US regulators have directed Tesla boss Elon Musk to delete a 2018 tweet that said Tesla workers would lose their stock options if they voted to unionize, calling the tweet an illegal threat.
According to the National Labor Relations Board, Tesla violated labor laws when it fired a union activist and when Musk tweeted: “Nothing stops the Tesla team at our electoral union car plant. I could do it tmrw if they wanted. But why pay union dues and give up stock options for nothing?
On Thursday night, the federal agency ordered the CEO to delete his tweet and offer a job to the fired employee, Richard Ortiz. The company must also compensate Ortiz for lost wages, benefits and adverse tax consequences that resulted from his firing, according to the regulator.
The board also directed Tesla to post notices across the country and to hold meetings at its main US auto plant in Fremont, California, to inform workers of their protected rights.
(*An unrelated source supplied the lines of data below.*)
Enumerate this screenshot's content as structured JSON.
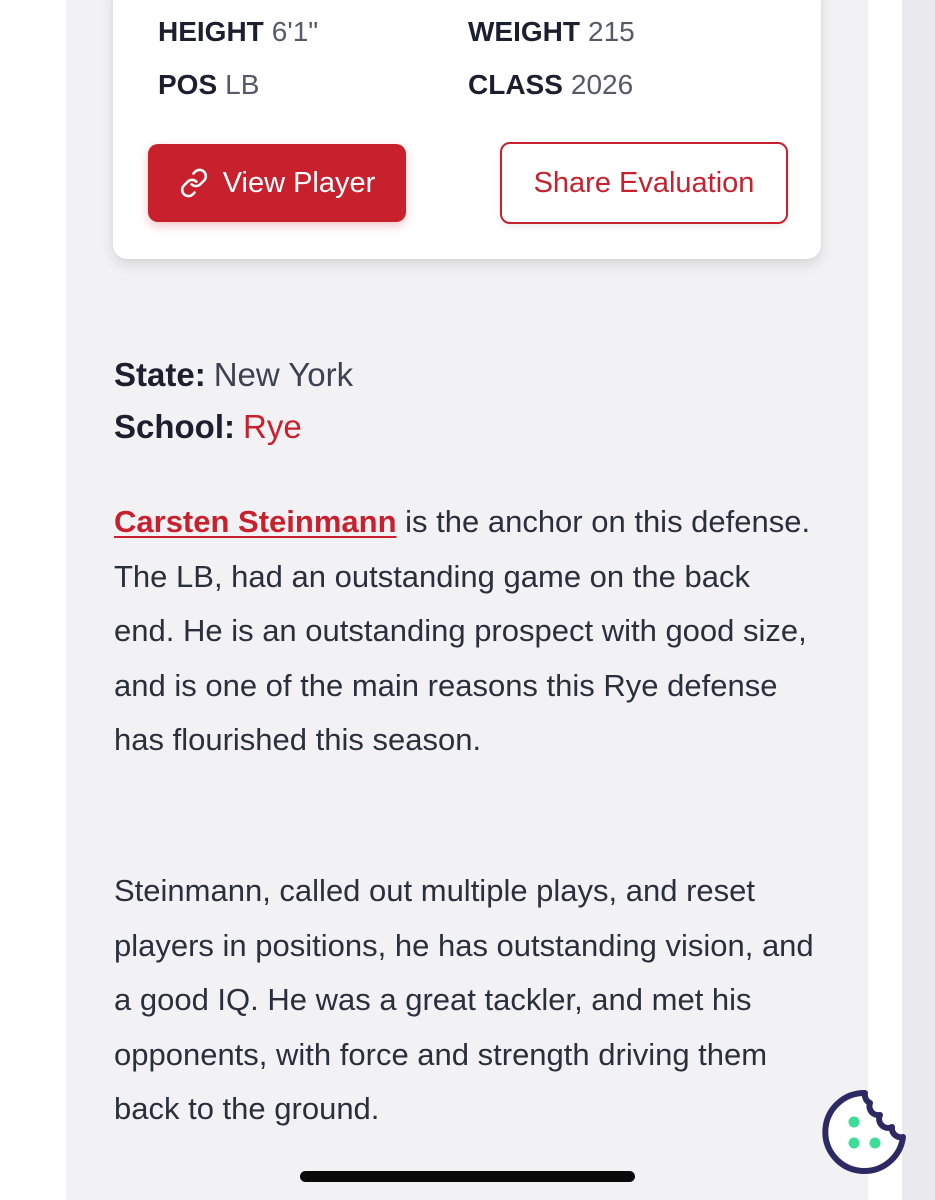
{
  "player_card": {
    "height_label": "HEIGHT",
    "height_value": "6'1\"",
    "weight_label": "WEIGHT",
    "weight_value": "215",
    "pos_label": "POS",
    "pos_value": "LB",
    "class_label": "CLASS",
    "class_value": "2026",
    "view_player_label": "View Player",
    "view_player_icon": "link-icon",
    "share_label": "Share Evaluation"
  },
  "meta": {
    "state_label": "State:",
    "state_value": "New York",
    "school_label": "School:",
    "school_value": "Rye"
  },
  "article": {
    "player_name": "Carsten Steinmann",
    "para1_rest": " is the anchor on this defense. The LB, had an outstanding game on the back end. He is an outstanding prospect with good size, and is one of the main reasons this Rye defense has flourished this season.",
    "para2": "Steinmann, called out multiple plays, and reset players in positions, he has outstanding vision, and a good IQ. He was a great tackler, and met his opponents, with force and strength driving them back to the ground."
  },
  "colors": {
    "accent": "#c8202c",
    "cookie": "#2d2a63",
    "cookie_dots": "#3ddc97"
  },
  "floating": {
    "cookie_icon": "cookie-icon"
  }
}
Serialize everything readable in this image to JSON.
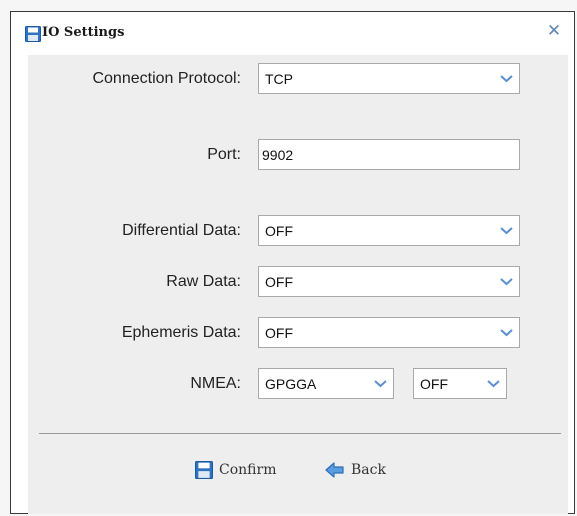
{
  "window": {
    "title": "IO Settings"
  },
  "form": {
    "connection_protocol": {
      "label": "Connection Protocol:",
      "value": "TCP"
    },
    "port": {
      "label": "Port:",
      "value": "9902"
    },
    "differential_data": {
      "label": "Differential Data:",
      "value": "OFF"
    },
    "raw_data": {
      "label": "Raw Data:",
      "value": "OFF"
    },
    "ephemeris_data": {
      "label": "Ephemeris Data:",
      "value": "OFF"
    },
    "nmea": {
      "label": "NMEA:",
      "type_value": "GPGGA",
      "rate_value": "OFF"
    }
  },
  "footer": {
    "confirm_label": "Confirm",
    "back_label": "Back"
  },
  "colors": {
    "accent": "#2c6fb6",
    "arrow": "#5b8fd0"
  }
}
At the meeting, Musk himself, or a “board agent” in Musk’s presence, will have to read that notice to workers, along with security guards, managers and supervisors.
United Auto Workers, which filed the lawsuit, confirmed the news. Tesla did not respond to requests for comment.
Ortiz was part of an organizing campaign, “Fair Future at Tesla.” At the time, Tesla said its business should remain union-free. Musk’s public comments on his Twitter account, where he has tens of millions of followers, were seen as threatening.
Tesla considers Musk’s tweets to be official company communications, as revealed in its financial reports. CEO tweets tend to have a huge impact, often sparking controversy and moving markets.
“While we celebrate justice in today’s ruling, it nonetheless highlights the substantial flaws in US labor law. Here is a company that clearly violated the law and, nevertheless, there are three years left for these workers to achieve a minimum of justice ”, said the vice president and director of the Department of Organization of the UAW, Cindy Estrada.
The NLRB also directed Tesla to review a confidentiality agreement it grants to employees, which said they were not allowed to speak to the media without explicit written permission. The NLRB said the agreement needs to be updated as US labor law generally “protects employees when they speak to the media about working conditions, labor disputes or other terms and conditions of employment.”